Target is slated to occupy over 20,000-square-feet of the basement of the building, which will also add 100 to 200 much-needed parking spaces. At least two floors of commercial space will sit under residential floors, and while the details continue to change, a dedicated community space is slated to also be built.
“It is a disservice to the community to pretend that the community does not want the retail or those types of services,” Ramos says. “There’s a divide of what the community feels it needs and what the community organizations want.”
The 82nd Street Partnership regularly hosts community cultural events and provides additional trash pickup services in an effort to keep the business district a clean and attractive environment for current and future shoppers. BID’s services are paid as a percentage of property assessments by property owners, who pass on the fee to business owners. Ramos says her organization has hosted visual merchandising sessions with shop owners to help them build window displays that appeal to younger crowds; many of whom, she says, typically go to malls in other communities to shop at large retailers.
“I’d rather have people walk [to Target Express] and pick up things from the small businesses along the way,” Ramos says. “Yes, this is an immigrant community, but even in their own country, upward mobility is about where you shop. The Gap Outlet on the other side of 82nd is doing fantastic.”
Ramos also says that the rise in property taxes is not to be blamed on local development. She cites the rising cost of living as an ongoing issue in New York City, the lack of affordable housing, and the new $15 minimum wage policies slated to take effect by end of 2018—not the development of a sole property.

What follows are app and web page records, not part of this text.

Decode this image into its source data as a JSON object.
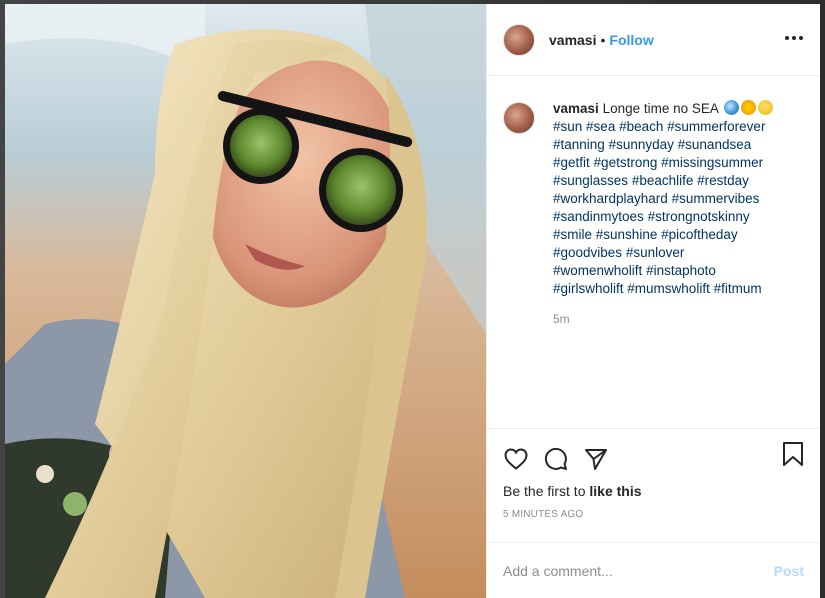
{
  "post": {
    "username": "vamasi",
    "separator": "•",
    "follow_label": "Follow",
    "more_icon": "more-horizontal-icon",
    "caption_text": "Longe time no SEA",
    "caption_emojis": [
      "water-wave-emoji",
      "sun-emoji",
      "grinning-face-emoji"
    ],
    "hashtag_lines": [
      [
        "#sun",
        "#sea",
        "#beach",
        "#summerforever"
      ],
      [
        "#tanning",
        "#sunnyday",
        "#sunandsea"
      ],
      [
        "#getfit",
        "#getstrong",
        "#missingsummer"
      ],
      [
        "#sunglasses",
        "#beachlife",
        "#restday"
      ],
      [
        "#workhardplayhard",
        "#summervibes"
      ],
      [
        "#sandinmytoes",
        "#strongnotskinny"
      ],
      [
        "#smile",
        "#sunshine",
        "#picoftheday"
      ],
      [
        "#goodvibes",
        "#sunlover"
      ],
      [
        "#womenwholift",
        "#instaphoto"
      ],
      [
        "#girlswholift",
        "#mumswholift",
        "#fitmum"
      ]
    ],
    "caption_time": "5m",
    "likes_prefix": "Be the first to ",
    "likes_action": "like this",
    "timestamp": "5 MINUTES AGO",
    "comment_placeholder": "Add a comment...",
    "post_label": "Post"
  },
  "icons": {
    "like": "heart-icon",
    "comment": "comment-bubble-icon",
    "share": "paper-plane-icon",
    "save": "bookmark-icon"
  },
  "colors": {
    "link": "#3897f0",
    "hashtag": "#003569",
    "muted": "#8e8e8e",
    "post_disabled": "#b3dbff"
  }
}
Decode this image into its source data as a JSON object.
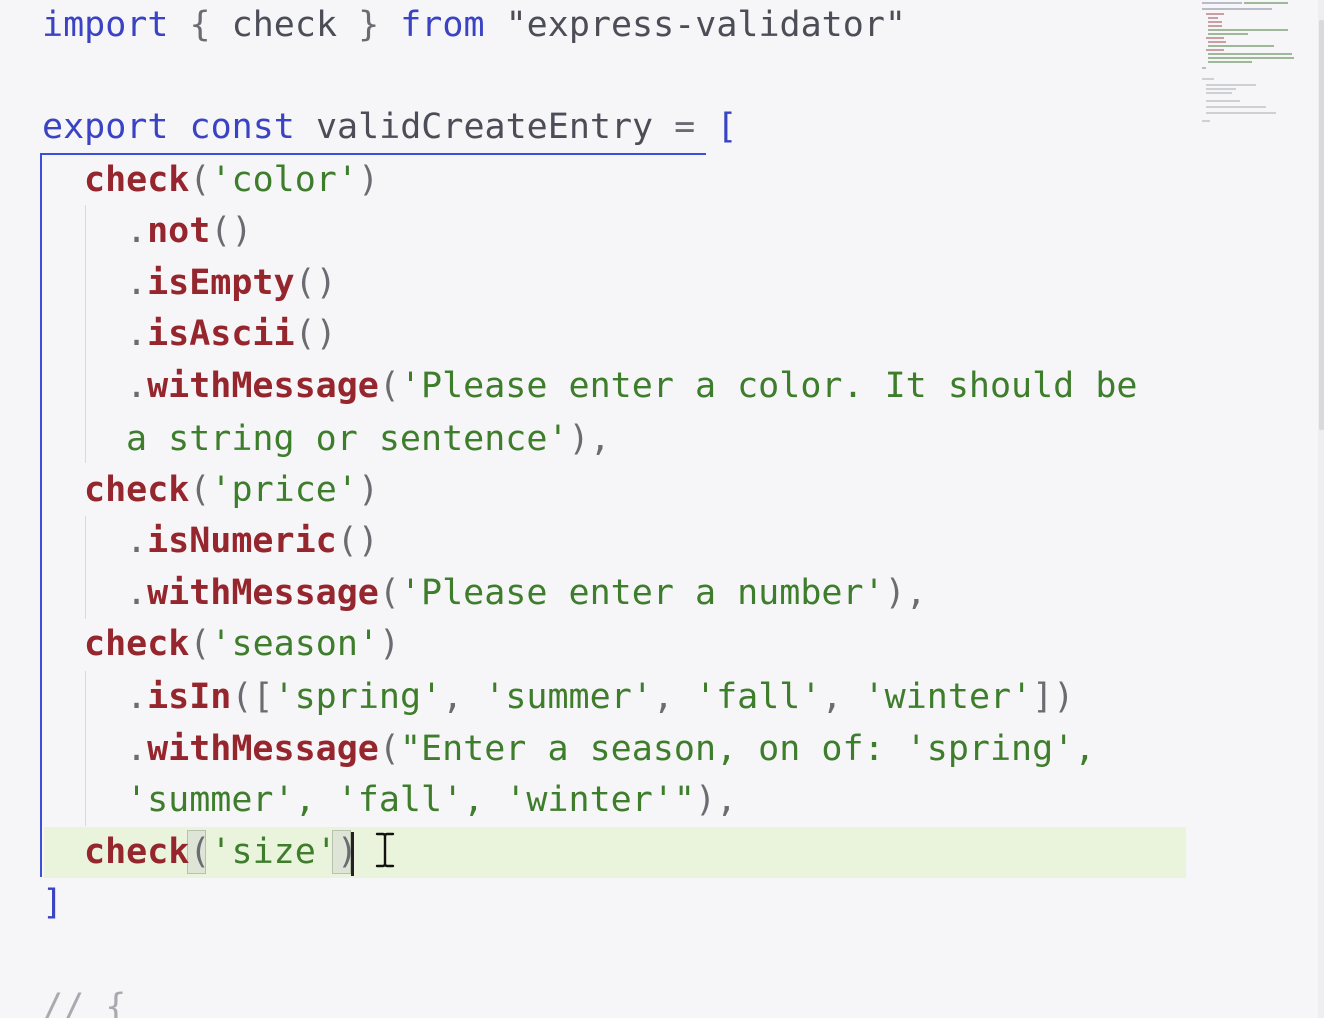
{
  "editor": {
    "lines": [
      [
        [
          "kw",
          "import"
        ],
        [
          "pun",
          " { "
        ],
        [
          "ident",
          "check"
        ],
        [
          "pun",
          " } "
        ],
        [
          "kw",
          "from"
        ],
        [
          "pun",
          " "
        ],
        [
          "ident",
          "\"express-validator\""
        ]
      ],
      [
        [
          "kw",
          "export"
        ],
        [
          "pun",
          " "
        ],
        [
          "kw",
          "const"
        ],
        [
          "pun",
          " "
        ],
        [
          "ident",
          "validCreateEntry"
        ],
        [
          "pun",
          " = "
        ],
        [
          "kw",
          "["
        ]
      ],
      [
        [
          "fn",
          "check"
        ],
        [
          "pun",
          "("
        ],
        [
          "str",
          "'color'"
        ],
        [
          "pun",
          ")"
        ]
      ],
      [
        [
          "pun",
          "."
        ],
        [
          "fn",
          "not"
        ],
        [
          "pun",
          "()"
        ]
      ],
      [
        [
          "pun",
          "."
        ],
        [
          "fn",
          "isEmpty"
        ],
        [
          "pun",
          "()"
        ]
      ],
      [
        [
          "pun",
          "."
        ],
        [
          "fn",
          "isAscii"
        ],
        [
          "pun",
          "()"
        ]
      ],
      [
        [
          "pun",
          "."
        ],
        [
          "fn",
          "withMessage"
        ],
        [
          "pun",
          "("
        ],
        [
          "str",
          "'Please enter a color. It should be"
        ]
      ],
      [
        [
          "str",
          "a string or sentence'"
        ],
        [
          "pun",
          "),"
        ]
      ],
      [
        [
          "fn",
          "check"
        ],
        [
          "pun",
          "("
        ],
        [
          "str",
          "'price'"
        ],
        [
          "pun",
          ")"
        ]
      ],
      [
        [
          "pun",
          "."
        ],
        [
          "fn",
          "isNumeric"
        ],
        [
          "pun",
          "()"
        ]
      ],
      [
        [
          "pun",
          "."
        ],
        [
          "fn",
          "withMessage"
        ],
        [
          "pun",
          "("
        ],
        [
          "str",
          "'Please enter a number'"
        ],
        [
          "pun",
          "),"
        ]
      ],
      [
        [
          "fn",
          "check"
        ],
        [
          "pun",
          "("
        ],
        [
          "str",
          "'season'"
        ],
        [
          "pun",
          ")"
        ]
      ],
      [
        [
          "pun",
          "."
        ],
        [
          "fn",
          "isIn"
        ],
        [
          "pun",
          "(["
        ],
        [
          "str",
          "'spring'"
        ],
        [
          "pun",
          ", "
        ],
        [
          "str",
          "'summer'"
        ],
        [
          "pun",
          ", "
        ],
        [
          "str",
          "'fall'"
        ],
        [
          "pun",
          ", "
        ],
        [
          "str",
          "'winter'"
        ],
        [
          "pun",
          "])"
        ]
      ],
      [
        [
          "pun",
          "."
        ],
        [
          "fn",
          "withMessage"
        ],
        [
          "pun",
          "("
        ],
        [
          "str",
          "\"Enter a season, on of: 'spring',"
        ]
      ],
      [
        [
          "str",
          "'summer', 'fall', 'winter'\""
        ],
        [
          "pun",
          "),"
        ]
      ],
      [
        [
          "fn",
          "check"
        ],
        [
          "pun",
          "("
        ],
        [
          "str",
          "'size'"
        ],
        [
          "pun",
          ")"
        ]
      ],
      [
        [
          "kw",
          "]"
        ]
      ],
      [
        [
          "cmt",
          "// {"
        ]
      ]
    ]
  },
  "icons": {
    "cursor": "i-beam-cursor-icon"
  },
  "colors": {
    "keyword": "#3a43c4",
    "function": "#96262d",
    "string": "#3e7d2b",
    "punctuation": "#6b6b72",
    "current_line": "#eaf3dc",
    "block_bracket": "#3b4fd8"
  }
}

The project is set to break ground in 2018 with the Target Express taking over the basement by 2019 as part of a 15-year lease.
Developers remain mum about who will occupy the planned community space, how much space will be provided, and which retailer will take over the street-level commercial space. Initially, developers wanted to bring a school to the third floor but Ramos says those plans fizzled and they’re now looking for a nonprofit to occupy the space.
There’s also very little detail about their plans for housing and whether or not affordable housing will be allotted. Calls to the developer’s representatives went unreturned. At this time, they’re looking for a variance to build additional floors on the original plans—a move that will require community board approval and a public hearing before moving forward.
For QNU, it’s key that developers and BID create a transparent process where the community can be involved, members say. They aim to get the attention of public officials before the November election to demand that they are included in the process of future developments in their community.
“Currently, there is no way for the community to intervene,” says Arianna Martinez, a local resident who has volunteered in various campaigns with QNU over the last two years. “The community doesn’t have community control over land.”